_PROBLEM DETAILS_
Take every line containing "time" out of the records.

[Page and application data records]
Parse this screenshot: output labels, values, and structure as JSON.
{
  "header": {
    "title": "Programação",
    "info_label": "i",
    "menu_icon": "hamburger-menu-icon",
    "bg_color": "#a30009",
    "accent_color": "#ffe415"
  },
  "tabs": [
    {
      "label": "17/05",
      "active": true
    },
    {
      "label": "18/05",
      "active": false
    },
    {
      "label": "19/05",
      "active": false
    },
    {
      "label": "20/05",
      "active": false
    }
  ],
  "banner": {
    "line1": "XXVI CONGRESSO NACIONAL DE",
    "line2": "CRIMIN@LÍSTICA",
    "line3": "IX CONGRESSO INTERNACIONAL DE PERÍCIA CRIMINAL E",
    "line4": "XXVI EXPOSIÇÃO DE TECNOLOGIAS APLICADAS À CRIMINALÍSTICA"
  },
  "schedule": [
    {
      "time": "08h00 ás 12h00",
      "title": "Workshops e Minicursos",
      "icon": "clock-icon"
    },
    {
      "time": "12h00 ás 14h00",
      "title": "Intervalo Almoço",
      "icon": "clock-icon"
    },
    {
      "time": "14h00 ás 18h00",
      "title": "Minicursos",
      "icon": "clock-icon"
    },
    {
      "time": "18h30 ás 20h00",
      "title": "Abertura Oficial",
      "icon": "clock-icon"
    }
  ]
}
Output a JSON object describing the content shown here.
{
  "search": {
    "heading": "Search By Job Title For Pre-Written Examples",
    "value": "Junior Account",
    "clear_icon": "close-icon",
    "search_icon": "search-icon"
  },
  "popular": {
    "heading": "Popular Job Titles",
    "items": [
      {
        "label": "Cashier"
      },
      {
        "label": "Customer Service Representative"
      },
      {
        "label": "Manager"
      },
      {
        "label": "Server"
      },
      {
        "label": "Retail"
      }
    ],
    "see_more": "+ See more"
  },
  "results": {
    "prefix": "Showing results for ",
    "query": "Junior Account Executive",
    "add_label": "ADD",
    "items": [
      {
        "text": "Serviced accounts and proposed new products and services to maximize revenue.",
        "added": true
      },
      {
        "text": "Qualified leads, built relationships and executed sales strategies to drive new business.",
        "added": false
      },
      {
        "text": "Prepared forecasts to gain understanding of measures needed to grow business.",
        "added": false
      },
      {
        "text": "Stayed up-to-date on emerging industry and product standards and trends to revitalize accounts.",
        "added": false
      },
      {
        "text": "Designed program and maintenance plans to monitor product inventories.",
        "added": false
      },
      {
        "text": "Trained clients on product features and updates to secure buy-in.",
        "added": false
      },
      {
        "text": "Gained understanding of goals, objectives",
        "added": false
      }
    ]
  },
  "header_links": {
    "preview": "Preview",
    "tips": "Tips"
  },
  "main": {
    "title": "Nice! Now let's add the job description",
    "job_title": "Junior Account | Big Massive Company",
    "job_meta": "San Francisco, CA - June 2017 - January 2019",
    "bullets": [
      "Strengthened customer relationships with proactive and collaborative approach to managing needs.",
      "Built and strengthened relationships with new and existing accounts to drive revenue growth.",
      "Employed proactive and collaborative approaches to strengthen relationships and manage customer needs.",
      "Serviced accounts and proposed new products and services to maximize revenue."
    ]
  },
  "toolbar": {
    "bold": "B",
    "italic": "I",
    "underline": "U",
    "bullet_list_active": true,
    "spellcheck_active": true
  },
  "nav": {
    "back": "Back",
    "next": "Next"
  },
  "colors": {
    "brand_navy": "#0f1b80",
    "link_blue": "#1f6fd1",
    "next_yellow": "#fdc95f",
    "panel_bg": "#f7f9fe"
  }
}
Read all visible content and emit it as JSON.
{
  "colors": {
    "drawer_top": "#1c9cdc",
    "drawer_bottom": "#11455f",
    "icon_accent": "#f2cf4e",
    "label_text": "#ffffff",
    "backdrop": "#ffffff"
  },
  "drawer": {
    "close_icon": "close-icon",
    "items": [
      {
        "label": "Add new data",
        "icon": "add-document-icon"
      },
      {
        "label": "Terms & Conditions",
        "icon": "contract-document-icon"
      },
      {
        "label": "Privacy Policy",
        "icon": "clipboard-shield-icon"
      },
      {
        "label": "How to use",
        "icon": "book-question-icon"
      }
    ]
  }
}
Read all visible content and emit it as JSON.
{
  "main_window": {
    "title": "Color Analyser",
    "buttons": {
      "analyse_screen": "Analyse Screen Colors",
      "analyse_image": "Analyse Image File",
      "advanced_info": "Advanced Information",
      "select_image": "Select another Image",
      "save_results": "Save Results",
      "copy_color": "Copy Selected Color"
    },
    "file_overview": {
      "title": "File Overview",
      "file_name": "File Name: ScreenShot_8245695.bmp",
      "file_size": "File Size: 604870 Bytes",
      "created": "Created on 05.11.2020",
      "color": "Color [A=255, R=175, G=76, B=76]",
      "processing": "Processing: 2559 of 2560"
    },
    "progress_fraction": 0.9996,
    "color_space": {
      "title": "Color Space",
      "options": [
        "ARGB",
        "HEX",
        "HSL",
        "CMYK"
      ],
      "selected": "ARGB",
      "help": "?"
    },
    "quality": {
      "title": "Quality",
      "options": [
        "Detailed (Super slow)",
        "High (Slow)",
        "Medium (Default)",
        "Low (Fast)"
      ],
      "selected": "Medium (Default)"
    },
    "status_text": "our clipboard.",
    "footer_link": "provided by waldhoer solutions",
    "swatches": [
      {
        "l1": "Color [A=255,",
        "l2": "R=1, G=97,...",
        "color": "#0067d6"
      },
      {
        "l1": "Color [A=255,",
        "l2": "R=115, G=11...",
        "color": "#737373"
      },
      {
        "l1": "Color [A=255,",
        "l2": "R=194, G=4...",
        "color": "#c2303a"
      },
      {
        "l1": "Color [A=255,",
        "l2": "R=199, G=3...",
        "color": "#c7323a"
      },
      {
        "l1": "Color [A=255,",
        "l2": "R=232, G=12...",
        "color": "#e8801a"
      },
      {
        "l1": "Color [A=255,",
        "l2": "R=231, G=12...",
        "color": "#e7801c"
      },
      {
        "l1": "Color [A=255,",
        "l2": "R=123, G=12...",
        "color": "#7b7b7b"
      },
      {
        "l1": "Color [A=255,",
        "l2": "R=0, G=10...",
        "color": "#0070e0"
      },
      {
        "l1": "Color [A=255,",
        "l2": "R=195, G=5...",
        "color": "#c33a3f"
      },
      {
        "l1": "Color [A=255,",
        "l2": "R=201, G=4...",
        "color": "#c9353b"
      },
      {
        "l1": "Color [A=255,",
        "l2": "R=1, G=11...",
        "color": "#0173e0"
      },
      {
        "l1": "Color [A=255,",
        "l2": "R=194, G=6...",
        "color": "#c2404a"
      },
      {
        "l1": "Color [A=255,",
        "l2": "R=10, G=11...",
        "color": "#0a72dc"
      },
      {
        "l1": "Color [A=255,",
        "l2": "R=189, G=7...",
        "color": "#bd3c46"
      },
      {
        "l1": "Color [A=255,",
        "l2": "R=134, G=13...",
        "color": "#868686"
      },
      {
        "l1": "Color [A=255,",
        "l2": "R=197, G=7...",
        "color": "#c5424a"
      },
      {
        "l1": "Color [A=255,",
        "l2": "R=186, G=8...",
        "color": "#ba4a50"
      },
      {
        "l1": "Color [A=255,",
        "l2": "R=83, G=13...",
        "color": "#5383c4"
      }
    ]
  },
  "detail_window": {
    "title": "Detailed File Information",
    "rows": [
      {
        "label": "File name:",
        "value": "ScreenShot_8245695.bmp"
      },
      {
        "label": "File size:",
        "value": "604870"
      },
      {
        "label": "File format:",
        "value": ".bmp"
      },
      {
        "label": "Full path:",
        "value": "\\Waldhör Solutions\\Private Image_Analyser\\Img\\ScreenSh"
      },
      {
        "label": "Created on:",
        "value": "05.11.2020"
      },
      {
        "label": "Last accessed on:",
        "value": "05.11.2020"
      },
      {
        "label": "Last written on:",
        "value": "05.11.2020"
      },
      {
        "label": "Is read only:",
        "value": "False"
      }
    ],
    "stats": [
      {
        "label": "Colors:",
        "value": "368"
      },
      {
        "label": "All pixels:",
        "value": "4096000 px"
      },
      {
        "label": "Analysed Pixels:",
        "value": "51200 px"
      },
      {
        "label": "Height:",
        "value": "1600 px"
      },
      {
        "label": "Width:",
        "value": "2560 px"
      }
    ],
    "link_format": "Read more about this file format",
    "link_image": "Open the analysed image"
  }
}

_ANSWER_
      "time": "08h00 ás 12h00",
      "time": "12h00 ás 14h00",
      "time": "14h00 ás 18h00",
      "time": "18h30 ás 20h00",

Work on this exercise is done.